___ Information provided

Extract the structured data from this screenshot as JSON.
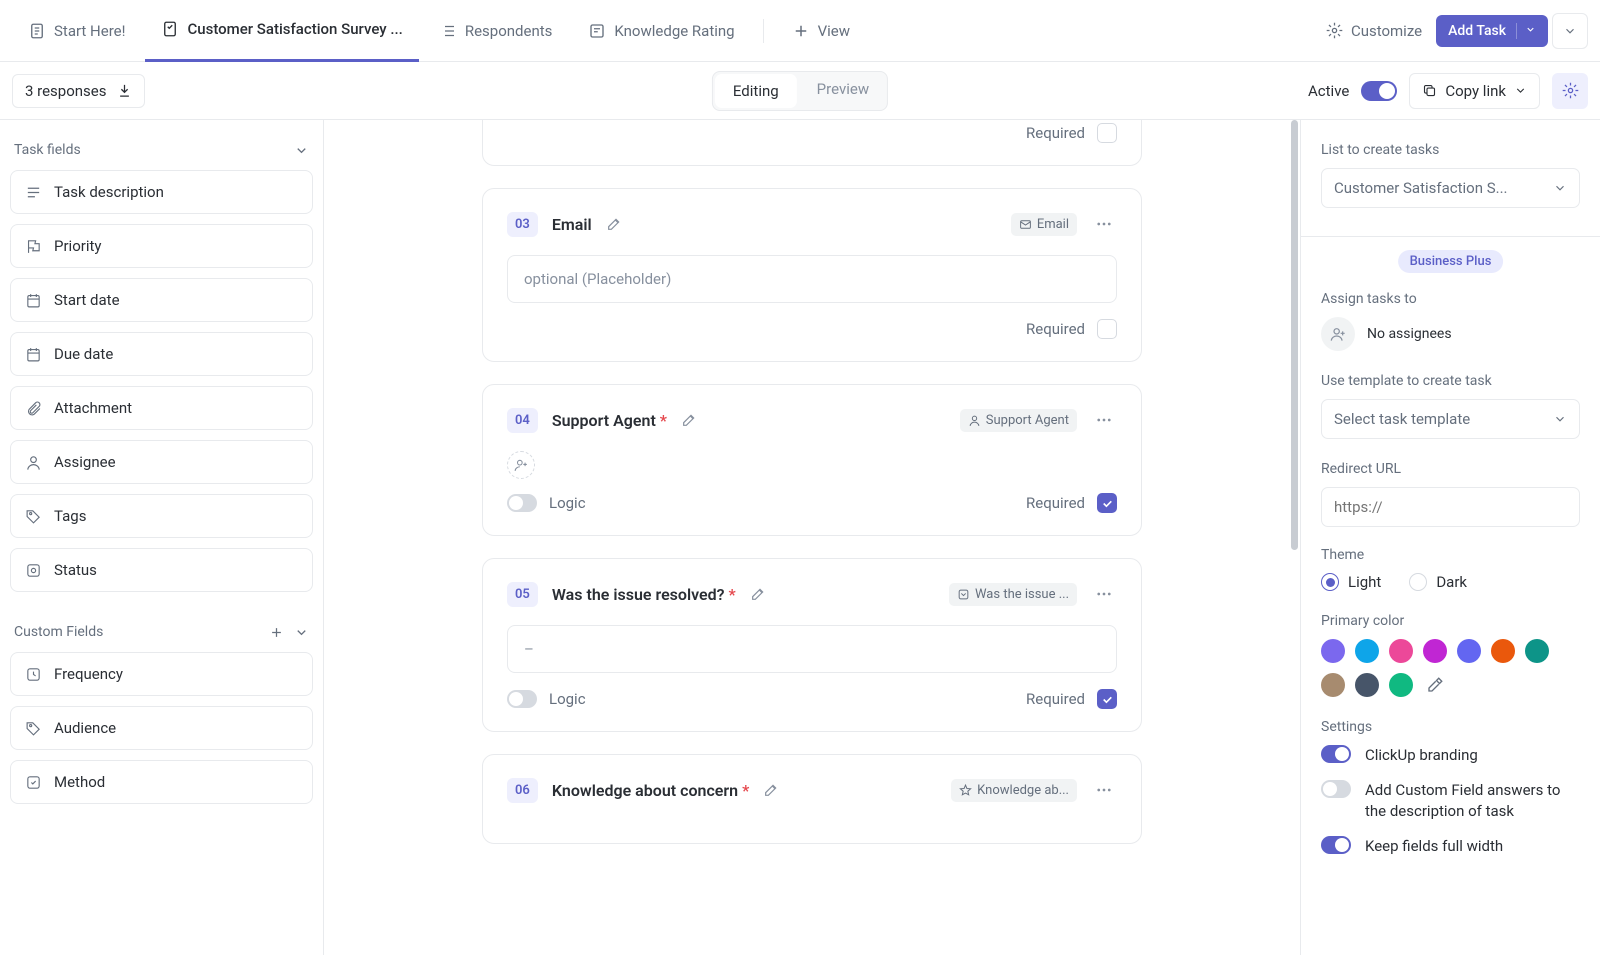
{
  "topbar": {
    "tabs": [
      {
        "label": "Start Here!"
      },
      {
        "label": "Customer Satisfaction Survey ..."
      },
      {
        "label": "Respondents"
      },
      {
        "label": "Knowledge Rating"
      },
      {
        "label": "View"
      }
    ],
    "customize": "Customize",
    "add_task": "Add Task"
  },
  "subbar": {
    "responses": "3 responses",
    "editing": "Editing",
    "preview": "Preview",
    "active": "Active",
    "copy_link": "Copy link"
  },
  "left": {
    "task_fields_header": "Task fields",
    "task_fields": [
      "Task description",
      "Priority",
      "Start date",
      "Due date",
      "Attachment",
      "Assignee",
      "Tags",
      "Status"
    ],
    "custom_fields_header": "Custom Fields",
    "custom_fields": [
      "Frequency",
      "Audience",
      "Method"
    ]
  },
  "cards": [
    {
      "num": "03",
      "title": "Email",
      "required_star": false,
      "badge": "Email",
      "badge_icon": "mail",
      "placeholder": "optional (Placeholder)",
      "show_logic": false,
      "required_checked": false,
      "show_top_only": false,
      "show_avatar": false
    },
    {
      "num": "04",
      "title": "Support Agent",
      "required_star": true,
      "badge": "Support Agent",
      "badge_icon": "person",
      "placeholder": null,
      "show_logic": true,
      "required_checked": true,
      "show_top_only": false,
      "show_avatar": true
    },
    {
      "num": "05",
      "title": "Was the issue resolved?",
      "required_star": true,
      "badge": "Was the issue ...",
      "badge_icon": "select",
      "placeholder": "–",
      "show_logic": true,
      "required_checked": true,
      "show_top_only": false,
      "show_avatar": false
    },
    {
      "num": "06",
      "title": "Knowledge about concern",
      "required_star": true,
      "badge": "Knowledge ab...",
      "badge_icon": "star",
      "placeholder": null,
      "show_logic": false,
      "required_checked": false,
      "show_top_only": true,
      "show_avatar": false
    }
  ],
  "required_label": "Required",
  "logic_label": "Logic",
  "right": {
    "list_label": "List to create tasks",
    "list_value": "Customer Satisfaction S...",
    "biz_badge": "Business Plus",
    "assign_label": "Assign tasks to",
    "no_assignees": "No assignees",
    "template_label": "Use template to create task",
    "template_value": "Select task template",
    "redirect_label": "Redirect URL",
    "redirect_placeholder": "https://",
    "theme_label": "Theme",
    "theme_light": "Light",
    "theme_dark": "Dark",
    "color_label": "Primary color",
    "colors": [
      "#7b68ee",
      "#0ea5e9",
      "#ec4899",
      "#c026d3",
      "#6366f1",
      "#ea580c",
      "#0d9488",
      "#a78b6f",
      "#475569",
      "#10b981"
    ],
    "settings_label": "Settings",
    "settings": [
      {
        "label": "ClickUp branding",
        "on": true
      },
      {
        "label": "Add Custom Field answers to the description of task",
        "on": false
      },
      {
        "label": "Keep fields full width",
        "on": true
      }
    ]
  }
}
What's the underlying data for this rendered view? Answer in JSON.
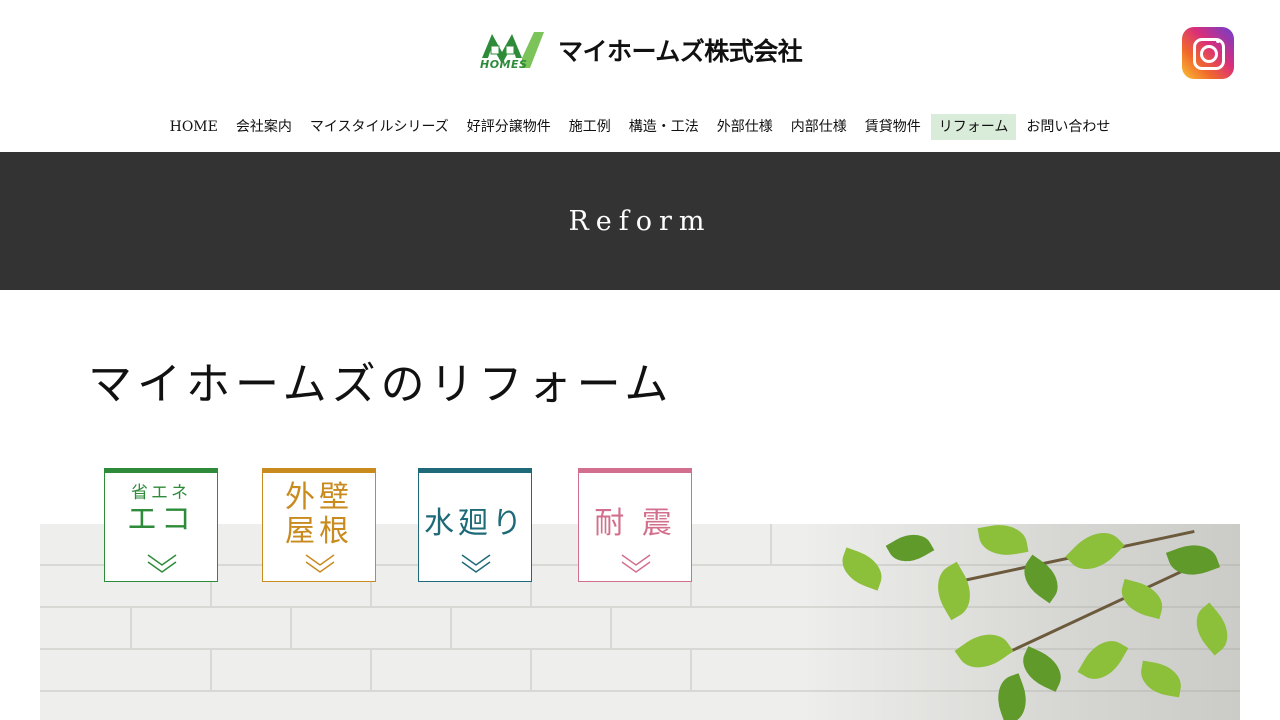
{
  "header": {
    "logo_mark_text": "HOMES",
    "logo_text": "マイホームズ株式会社",
    "instagram_icon": "instagram-icon"
  },
  "nav": {
    "items": [
      {
        "label": "HOME"
      },
      {
        "label": "会社案内"
      },
      {
        "label": "マイスタイルシリーズ"
      },
      {
        "label": "好評分譲物件"
      },
      {
        "label": "施工例"
      },
      {
        "label": "構造・工法"
      },
      {
        "label": "外部仕様"
      },
      {
        "label": "内部仕様"
      },
      {
        "label": "賃貸物件"
      },
      {
        "label": "リフォーム",
        "active": true
      },
      {
        "label": "お問い合わせ"
      }
    ]
  },
  "banner": {
    "title": "Reform"
  },
  "main": {
    "heading": "マイホームズのリフォーム"
  },
  "categories": [
    {
      "small": "省エネ",
      "big": "エコ",
      "color": "#2e8b3a"
    },
    {
      "line1": "外壁",
      "line2": "屋根",
      "color": "#c98a1e"
    },
    {
      "big": "水廻り",
      "color": "#1e6a78"
    },
    {
      "big": "耐 震",
      "color": "#d36f8e"
    }
  ],
  "colors": {
    "banner_bg": "#333333",
    "nav_active_bg": "#d9ecd9"
  }
}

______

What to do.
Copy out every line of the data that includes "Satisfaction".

Output of the exercise.
        "label": "Customer Satisfaction Survey ..."
    "list_value": "Customer Satisfaction S...",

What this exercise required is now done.